Among the records, how many lines contain "Sales"? Only the number is needed.
::: Source information :::
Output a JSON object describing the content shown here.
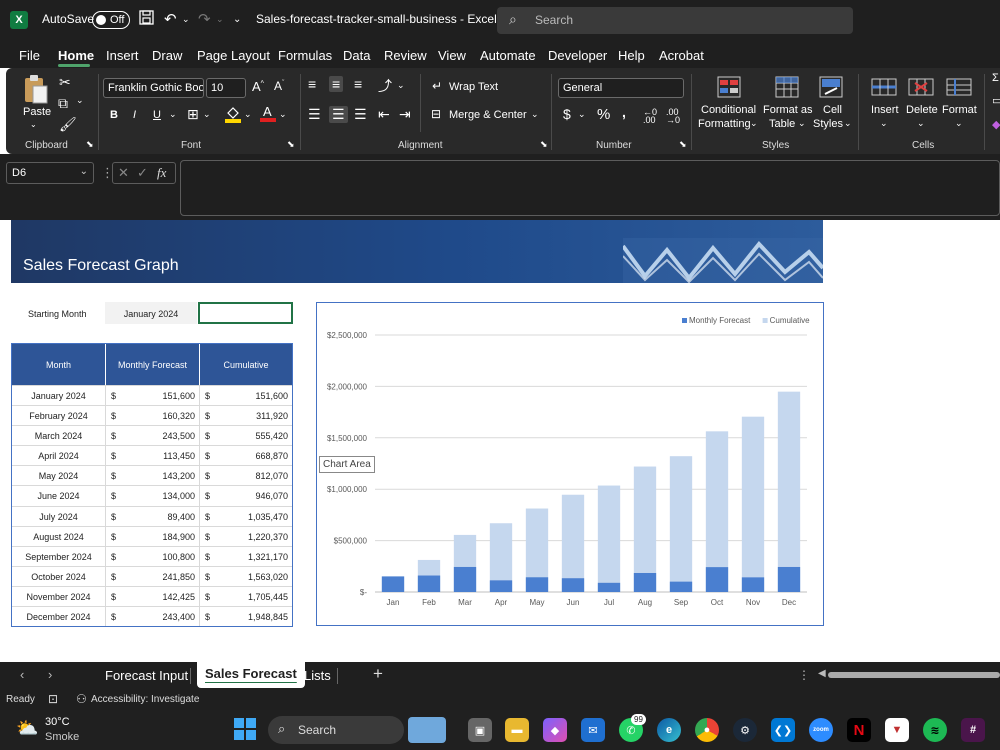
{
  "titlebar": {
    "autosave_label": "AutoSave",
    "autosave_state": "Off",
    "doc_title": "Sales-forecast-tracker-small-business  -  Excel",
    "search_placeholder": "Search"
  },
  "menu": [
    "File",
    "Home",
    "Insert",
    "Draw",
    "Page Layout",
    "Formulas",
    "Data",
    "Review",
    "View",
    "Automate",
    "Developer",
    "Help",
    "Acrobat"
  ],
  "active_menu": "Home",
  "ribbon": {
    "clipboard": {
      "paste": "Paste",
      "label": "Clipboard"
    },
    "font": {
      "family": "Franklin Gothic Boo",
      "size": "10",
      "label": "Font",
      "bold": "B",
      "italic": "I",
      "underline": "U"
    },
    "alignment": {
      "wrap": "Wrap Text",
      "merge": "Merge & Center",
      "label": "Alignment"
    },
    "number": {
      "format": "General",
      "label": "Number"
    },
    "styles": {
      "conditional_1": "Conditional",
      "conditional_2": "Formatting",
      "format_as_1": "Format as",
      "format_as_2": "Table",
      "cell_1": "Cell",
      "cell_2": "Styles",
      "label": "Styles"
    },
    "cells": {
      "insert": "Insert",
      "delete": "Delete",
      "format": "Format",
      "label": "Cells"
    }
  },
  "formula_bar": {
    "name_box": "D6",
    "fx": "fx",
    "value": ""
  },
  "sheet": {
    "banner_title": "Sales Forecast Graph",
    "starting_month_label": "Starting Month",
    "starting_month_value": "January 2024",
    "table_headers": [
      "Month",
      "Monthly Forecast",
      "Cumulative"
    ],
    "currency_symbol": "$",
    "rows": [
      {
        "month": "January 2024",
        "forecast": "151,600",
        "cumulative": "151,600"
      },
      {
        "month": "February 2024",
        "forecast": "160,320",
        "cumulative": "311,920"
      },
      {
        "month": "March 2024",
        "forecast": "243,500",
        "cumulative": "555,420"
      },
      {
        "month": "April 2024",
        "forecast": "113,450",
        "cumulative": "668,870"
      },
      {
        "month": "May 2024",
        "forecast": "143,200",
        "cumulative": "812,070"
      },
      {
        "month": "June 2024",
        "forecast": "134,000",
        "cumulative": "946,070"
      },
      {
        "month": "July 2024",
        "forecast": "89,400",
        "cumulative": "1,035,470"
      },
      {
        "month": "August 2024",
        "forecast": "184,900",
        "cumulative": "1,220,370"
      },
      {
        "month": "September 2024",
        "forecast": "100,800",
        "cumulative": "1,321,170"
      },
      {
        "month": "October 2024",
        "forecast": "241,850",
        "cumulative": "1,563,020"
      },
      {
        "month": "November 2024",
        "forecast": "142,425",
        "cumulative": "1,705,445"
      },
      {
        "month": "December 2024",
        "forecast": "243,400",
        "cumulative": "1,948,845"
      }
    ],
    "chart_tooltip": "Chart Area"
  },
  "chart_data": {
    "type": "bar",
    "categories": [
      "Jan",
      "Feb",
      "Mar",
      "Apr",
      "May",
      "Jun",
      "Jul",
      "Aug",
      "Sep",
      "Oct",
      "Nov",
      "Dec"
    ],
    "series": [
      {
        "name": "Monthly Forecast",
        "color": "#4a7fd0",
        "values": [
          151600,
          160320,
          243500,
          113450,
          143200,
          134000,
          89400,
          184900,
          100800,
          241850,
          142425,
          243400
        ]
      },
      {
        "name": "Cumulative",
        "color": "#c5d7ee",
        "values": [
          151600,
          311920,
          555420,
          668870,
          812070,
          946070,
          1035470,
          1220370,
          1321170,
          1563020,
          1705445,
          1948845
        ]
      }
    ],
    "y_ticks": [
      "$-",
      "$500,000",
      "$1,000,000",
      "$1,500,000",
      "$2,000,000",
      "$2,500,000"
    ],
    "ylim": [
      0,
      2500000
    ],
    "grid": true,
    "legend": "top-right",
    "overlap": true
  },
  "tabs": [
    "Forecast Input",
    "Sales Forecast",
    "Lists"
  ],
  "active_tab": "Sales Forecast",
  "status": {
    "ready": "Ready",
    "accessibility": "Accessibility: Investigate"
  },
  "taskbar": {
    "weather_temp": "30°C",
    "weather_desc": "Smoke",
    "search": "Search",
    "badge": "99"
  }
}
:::
**The answer:**
4